I’ve been an on-again, off-again vegetarian my whole life. On one hand, I know that the meat industry comes with its share of environmental and ethical concerns. On the other hand, crispy-skinned chicken, brunswick stew, and pasta bolognese make me really happy. The newly released cookbook from American Humane’s president and CEO, Dr. Robin R. Ganzert, intrigued me. Titled The Humane Table: Cooking with Compassion, it promised seasonal recipes that highlight meat, eggs, and dairy products from humanely raised animals. It sounded like the answer to my ethical struggle with my love for cheese, meat, and eggs.
Ganzert taps a list of approved businesses and purveyors who reflect American Humane’s pillars, including Springer Mountain Farms’ broiler chicken, Coleman Natural Pork, and Clover Stornetta Farms, Inc. dairy products. Each recipe makes conscious use of one of the products on the list—a move that’s as easy as deciding which brand of eggs to buy at the store. They’re also organized by the season, which means delightful roasted turkey and whole duck during the holiday season and grilled delicacies during the summer. I love cooking with the season, so I stuck with recipes that let me hover over the warm stove and oven.
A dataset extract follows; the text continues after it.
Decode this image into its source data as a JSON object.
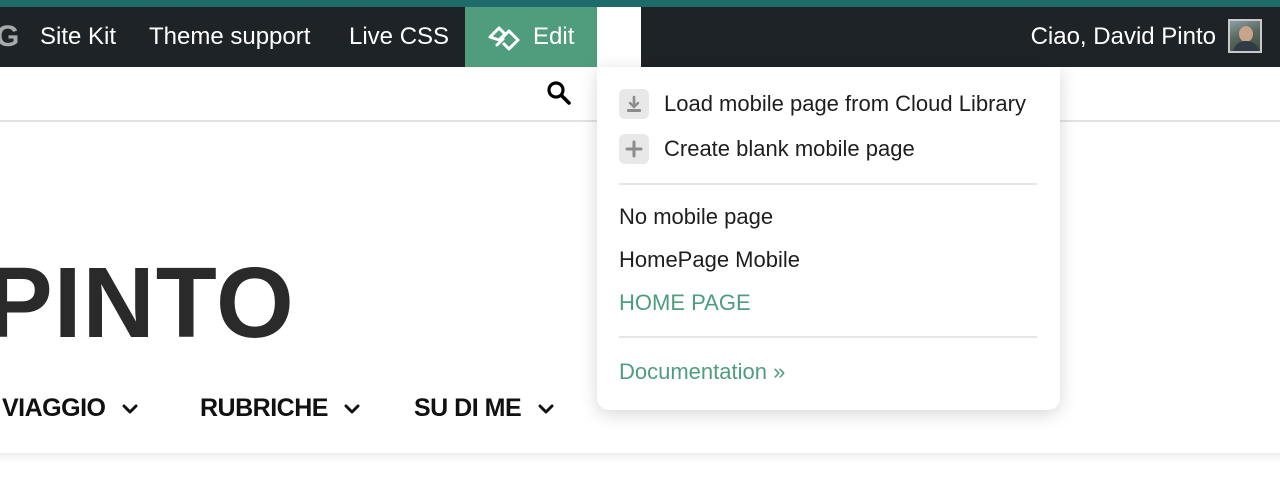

Sure, the heat made me feel cozy in the middle of December, but the knowledge that I was cooking with humanely produced ingredients didn’t hurt either.
Cooking from The Humane Table Cookbook
Few things peeve me more than a sad, dry muffin, but adding sour cream (Ganzert calls for Clover Sonoma here) to the batter is a total game changer. These muffins came out ultra tender and moist (but not oily) and were fragrant from the almond extract. The recipe says it yields 24 muffins, but I got a solid dozen out of the batch with no batter left over. You’ll have a lot of cranberry sauce remaining, which you can freeze for future batches or turn into a seasonal aioli.
A bed of salad with a piece of salmon laid on top is one of my absolute favorite dinners, so I was immediately drawn to this blackened salmon recipe. A simple let punchy spice blend over a piece of sautéed fish gives it a beautiful bark and every bite is generously seasoned. The salmon at the store looked a little questionable so I opted for arctic char instead. The pink, fatty fish bears plenty of semblance to salmon, but you can usually find it at a bit better price. It went perfectly with simple salad greens and white rice.
I’m not a big sandwich person but have a weakness for anything griddled or pressed if cheese is involved. Breakfast sausage, scrambled eggs, and melty cheddar are not a new trio, but I was thrilled to learn that England’s Best eggs (my usual go-to brand) are on the American Humane list for sourcing eggs from compassionately kept chickens. I used ciabatta roller instead of rye bread, because they turn cracklingly crisp on the crust but stay soft and pillowy within.